Ebbs and Flows of Medieval Empires, AD 900–1400 provides a flow of history throughout the medieval world from 900 to 1400 AD, describing the ebbs and flows of empires as the western world recovered from the dark ages. As a point of reference, author Will Slatyer presents the empires in Asia in the same timeframes as European empires, illustrating patterns of similarity among these empires.
War remained important to leaders of the emerging nation and states as a primary method of gaining territory and expanding their influence. Meanwhile, the Church of Rome endeavoured to gain control of Europe secularly and spiritually, often using the spread of Islam as an excuse for its widening span of control. Islam was advanced spectacularly by the Arabs, but lost much impetus when leaders of other ethnicities took control; even so, it continued to spread throughout the world.
Coinage again came into use during this period after the lapse of the usage of precious metals as compensation during the dark ages. Trade grew particularly when spices from the Orient were introduced in Europe, because they were so attractive in an age without refrigeration. As city-states became more civilised, textiles for clothing came into strong demand. International trade encouraged banking based upon models introduced by the Knights Templar.

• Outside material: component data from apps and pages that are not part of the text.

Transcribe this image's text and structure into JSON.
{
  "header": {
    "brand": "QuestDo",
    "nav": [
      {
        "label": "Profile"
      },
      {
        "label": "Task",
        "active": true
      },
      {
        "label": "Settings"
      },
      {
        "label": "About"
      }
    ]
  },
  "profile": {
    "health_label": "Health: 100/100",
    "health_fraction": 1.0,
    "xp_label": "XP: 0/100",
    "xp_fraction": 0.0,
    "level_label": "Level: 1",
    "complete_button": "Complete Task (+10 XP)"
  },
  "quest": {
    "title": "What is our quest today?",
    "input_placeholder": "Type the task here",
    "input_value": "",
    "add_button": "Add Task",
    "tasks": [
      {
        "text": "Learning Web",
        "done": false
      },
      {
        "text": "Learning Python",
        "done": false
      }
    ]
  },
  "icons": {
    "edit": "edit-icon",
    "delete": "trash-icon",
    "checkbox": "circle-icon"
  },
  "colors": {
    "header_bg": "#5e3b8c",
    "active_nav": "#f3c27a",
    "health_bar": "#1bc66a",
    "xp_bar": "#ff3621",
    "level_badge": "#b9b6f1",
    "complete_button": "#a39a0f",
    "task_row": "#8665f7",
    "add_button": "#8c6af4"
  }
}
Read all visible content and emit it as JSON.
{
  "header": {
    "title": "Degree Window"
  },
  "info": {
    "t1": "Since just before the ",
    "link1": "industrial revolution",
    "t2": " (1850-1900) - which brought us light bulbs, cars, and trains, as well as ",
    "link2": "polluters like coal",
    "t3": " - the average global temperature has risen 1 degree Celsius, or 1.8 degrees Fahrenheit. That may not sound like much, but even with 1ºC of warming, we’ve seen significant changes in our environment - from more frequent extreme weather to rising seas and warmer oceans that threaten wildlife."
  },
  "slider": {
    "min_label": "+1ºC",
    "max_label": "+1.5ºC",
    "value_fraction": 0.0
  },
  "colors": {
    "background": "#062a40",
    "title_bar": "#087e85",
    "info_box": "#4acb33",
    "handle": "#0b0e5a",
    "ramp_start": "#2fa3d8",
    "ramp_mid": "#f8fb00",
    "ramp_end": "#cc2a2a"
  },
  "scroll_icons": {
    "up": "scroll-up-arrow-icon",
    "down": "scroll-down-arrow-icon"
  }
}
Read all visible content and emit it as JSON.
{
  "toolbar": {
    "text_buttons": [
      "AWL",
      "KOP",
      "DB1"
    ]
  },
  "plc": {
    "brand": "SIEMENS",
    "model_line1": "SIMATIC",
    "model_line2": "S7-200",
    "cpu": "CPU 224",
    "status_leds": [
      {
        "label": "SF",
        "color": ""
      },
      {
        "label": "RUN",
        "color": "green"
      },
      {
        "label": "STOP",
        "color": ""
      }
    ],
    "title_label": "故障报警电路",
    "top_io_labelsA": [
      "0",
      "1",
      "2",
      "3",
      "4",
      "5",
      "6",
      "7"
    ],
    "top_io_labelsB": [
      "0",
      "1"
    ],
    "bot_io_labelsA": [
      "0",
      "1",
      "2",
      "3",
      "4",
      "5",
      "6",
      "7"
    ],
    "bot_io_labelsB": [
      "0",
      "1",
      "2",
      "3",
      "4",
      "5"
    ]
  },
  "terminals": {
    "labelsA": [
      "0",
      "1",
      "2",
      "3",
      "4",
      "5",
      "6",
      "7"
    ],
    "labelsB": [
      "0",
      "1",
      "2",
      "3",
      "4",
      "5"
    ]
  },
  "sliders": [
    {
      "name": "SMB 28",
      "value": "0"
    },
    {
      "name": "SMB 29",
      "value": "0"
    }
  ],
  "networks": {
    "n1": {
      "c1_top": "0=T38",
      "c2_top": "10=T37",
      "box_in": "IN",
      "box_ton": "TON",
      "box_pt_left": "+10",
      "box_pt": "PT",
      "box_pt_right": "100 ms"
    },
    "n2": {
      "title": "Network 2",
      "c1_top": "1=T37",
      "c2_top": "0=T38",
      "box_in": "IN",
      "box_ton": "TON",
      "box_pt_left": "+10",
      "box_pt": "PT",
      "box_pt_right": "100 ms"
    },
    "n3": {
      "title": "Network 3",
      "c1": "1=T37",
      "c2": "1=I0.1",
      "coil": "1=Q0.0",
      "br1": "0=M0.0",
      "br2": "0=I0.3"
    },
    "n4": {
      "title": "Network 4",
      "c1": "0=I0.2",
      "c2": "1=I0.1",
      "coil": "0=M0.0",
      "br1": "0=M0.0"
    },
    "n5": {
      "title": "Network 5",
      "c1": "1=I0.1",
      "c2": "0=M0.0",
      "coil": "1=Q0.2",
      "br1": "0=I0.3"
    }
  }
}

Ebbs and Flows of Medieval Empires, AD 900–1400 shows that human fear and greed demonstrated in ancient times, continued with medieval leaders, including popes, leading the way to the more capitalist enterprise of the Renaissance after 1400 AD.